*** Begin section ***
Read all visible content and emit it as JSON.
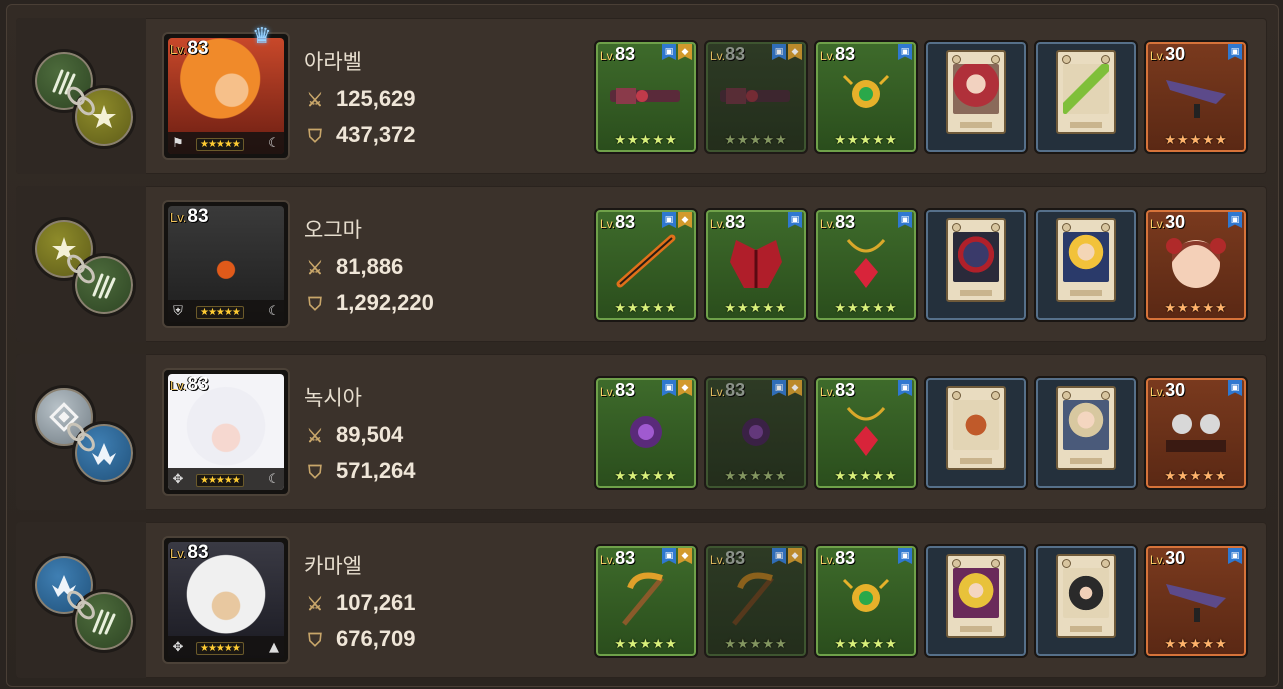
{
  "colors": {
    "panel": "#3b322b",
    "rare_green": "#6fa14a",
    "legend_orange": "#d6733a",
    "card_navy": "#56708a",
    "badge_blue": "#2f78d0",
    "badge_gold": "#d29a2c"
  },
  "heroes": [
    {
      "name": "아라벨",
      "level": "83",
      "attack": "125,629",
      "hp": "437,372",
      "leader_crown": true,
      "link_icons": [
        "claw-icon",
        "star-icon"
      ],
      "portrait_stars": "★★★★★",
      "gear": [
        {
          "type": "weapon",
          "level": "83",
          "stars": "★★★★★",
          "rarity": "green"
        },
        {
          "type": "weapon-offhand",
          "level": "83",
          "stars": "★★★★★",
          "rarity": "dim"
        },
        {
          "type": "accessory",
          "level": "83",
          "stars": "★★★★★",
          "rarity": "green"
        },
        {
          "type": "card",
          "rarity": "navy"
        },
        {
          "type": "card",
          "rarity": "navy"
        },
        {
          "type": "costume",
          "level": "30",
          "stars": "★★★★★",
          "rarity": "orange"
        }
      ]
    },
    {
      "name": "오그마",
      "level": "83",
      "attack": "81,886",
      "hp": "1,292,220",
      "leader_crown": false,
      "link_icons": [
        "star-icon",
        "claw-icon"
      ],
      "portrait_stars": "★★★★★",
      "gear": [
        {
          "type": "weapon",
          "level": "83",
          "stars": "★★★★★",
          "rarity": "green"
        },
        {
          "type": "armor",
          "level": "83",
          "stars": "★★★★★",
          "rarity": "green"
        },
        {
          "type": "accessory",
          "level": "83",
          "stars": "★★★★★",
          "rarity": "green"
        },
        {
          "type": "card",
          "rarity": "navy"
        },
        {
          "type": "card",
          "rarity": "navy"
        },
        {
          "type": "costume",
          "level": "30",
          "stars": "★★★★★",
          "rarity": "orange"
        }
      ]
    },
    {
      "name": "녹시아",
      "level": "83",
      "attack": "89,504",
      "hp": "571,264",
      "leader_crown": false,
      "link_icons": [
        "rune-icon",
        "wing-icon"
      ],
      "portrait_stars": "★★★★★",
      "gear": [
        {
          "type": "orb",
          "level": "83",
          "stars": "★★★★★",
          "rarity": "green"
        },
        {
          "type": "orb-offhand",
          "level": "83",
          "stars": "★★★★★",
          "rarity": "dim"
        },
        {
          "type": "accessory",
          "level": "83",
          "stars": "★★★★★",
          "rarity": "green"
        },
        {
          "type": "card",
          "rarity": "navy"
        },
        {
          "type": "card",
          "rarity": "navy"
        },
        {
          "type": "costume",
          "level": "30",
          "stars": "★★★★★",
          "rarity": "orange"
        }
      ]
    },
    {
      "name": "카마엘",
      "level": "83",
      "attack": "107,261",
      "hp": "676,709",
      "leader_crown": false,
      "link_icons": [
        "wing-icon",
        "claw-icon"
      ],
      "portrait_stars": "★★★★★",
      "gear": [
        {
          "type": "scythe",
          "level": "83",
          "stars": "★★★★★",
          "rarity": "green"
        },
        {
          "type": "scythe-offhand",
          "level": "83",
          "stars": "★★★★★",
          "rarity": "dim"
        },
        {
          "type": "accessory",
          "level": "83",
          "stars": "★★★★★",
          "rarity": "green"
        },
        {
          "type": "card",
          "rarity": "navy"
        },
        {
          "type": "card",
          "rarity": "navy"
        },
        {
          "type": "costume",
          "level": "30",
          "stars": "★★★★★",
          "rarity": "orange"
        }
      ]
    }
  ]
}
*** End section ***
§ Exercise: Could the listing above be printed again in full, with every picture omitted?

§ Your response:
Read all visible content and emit it as JSON.
{
  "colors": {
    "panel": "#3b322b",
    "rare_green": "#6fa14a",
    "legend_orange": "#d6733a",
    "card_navy": "#56708a",
    "badge_blue": "#2f78d0",
    "badge_gold": "#d29a2c"
  },
  "heroes": [
    {
      "name": "아라벨",
      "level": "83",
      "attack": "125,629",
      "hp": "437,372",
      "leader_crown": true,
      "link_icons": [
        "claw-icon",
        "star-icon"
      ],
      "portrait_stars": "★★★★★",
      "gear": [
        {
          "type": "weapon",
          "level": "83",
          "stars": "★★★★★",
          "rarity": "green"
        },
        {
          "type": "weapon-offhand",
          "level": "83",
          "stars": "★★★★★",
          "rarity": "dim"
        },
        {
          "type": "accessory",
          "level": "83",
          "stars": "★★★★★",
          "rarity": "green"
        },
        {
          "type": "card",
          "rarity": "navy"
        },
        {
          "type": "card",
          "rarity": "navy"
        },
        {
          "type": "costume",
          "level": "30",
          "stars": "★★★★★",
          "rarity": "orange"
        }
      ]
    },
    {
      "name": "오그마",
      "level": "83",
      "attack": "81,886",
      "hp": "1,292,220",
      "leader_crown": false,
      "link_icons": [
        "star-icon",
        "claw-icon"
      ],
      "portrait_stars": "★★★★★",
      "gear": [
        {
          "type": "weapon",
          "level": "83",
          "stars": "★★★★★",
          "rarity": "green"
        },
        {
          "type": "armor",
          "level": "83",
          "stars": "★★★★★",
          "rarity": "green"
        },
        {
          "type": "accessory",
          "level": "83",
          "stars": "★★★★★",
          "rarity": "green"
        },
        {
          "type": "card",
          "rarity": "navy"
        },
        {
          "type": "card",
          "rarity": "navy"
        },
        {
          "type": "costume",
          "level": "30",
          "stars": "★★★★★",
          "rarity": "orange"
        }
      ]
    },
    {
      "name": "녹시아",
      "level": "83",
      "attack": "89,504",
      "hp": "571,264",
      "leader_crown": false,
      "link_icons": [
        "rune-icon",
        "wing-icon"
      ],
      "portrait_stars": "★★★★★",
      "gear": [
        {
          "type": "orb",
          "level": "83",
          "stars": "★★★★★",
          "rarity": "green"
        },
        {
          "type": "orb-offhand",
          "level": "83",
          "stars": "★★★★★",
          "rarity": "dim"
        },
        {
          "type": "accessory",
          "level": "83",
          "stars": "★★★★★",
          "rarity": "green"
        },
        {
          "type": "card",
          "rarity": "navy"
        },
        {
          "type": "card",
          "rarity": "navy"
        },
        {
          "type": "costume",
          "level": "30",
          "stars": "★★★★★",
          "rarity": "orange"
        }
      ]
    },
    {
      "name": "카마엘",
      "level": "83",
      "attack": "107,261",
      "hp": "676,709",
      "leader_crown": false,
      "link_icons": [
        "wing-icon",
        "claw-icon"
      ],
      "portrait_stars": "★★★★★",
      "gear": [
        {
          "type": "scythe",
          "level": "83",
          "stars": "★★★★★",
          "rarity": "green"
        },
        {
          "type": "scythe-offhand",
          "level": "83",
          "stars": "★★★★★",
          "rarity": "dim"
        },
        {
          "type": "accessory",
          "level": "83",
          "stars": "★★★★★",
          "rarity": "green"
        },
        {
          "type": "card",
          "rarity": "navy"
        },
        {
          "type": "card",
          "rarity": "navy"
        },
        {
          "type": "costume",
          "level": "30",
          "stars": "★★★★★",
          "rarity": "orange"
        }
      ]
    }
  ]
}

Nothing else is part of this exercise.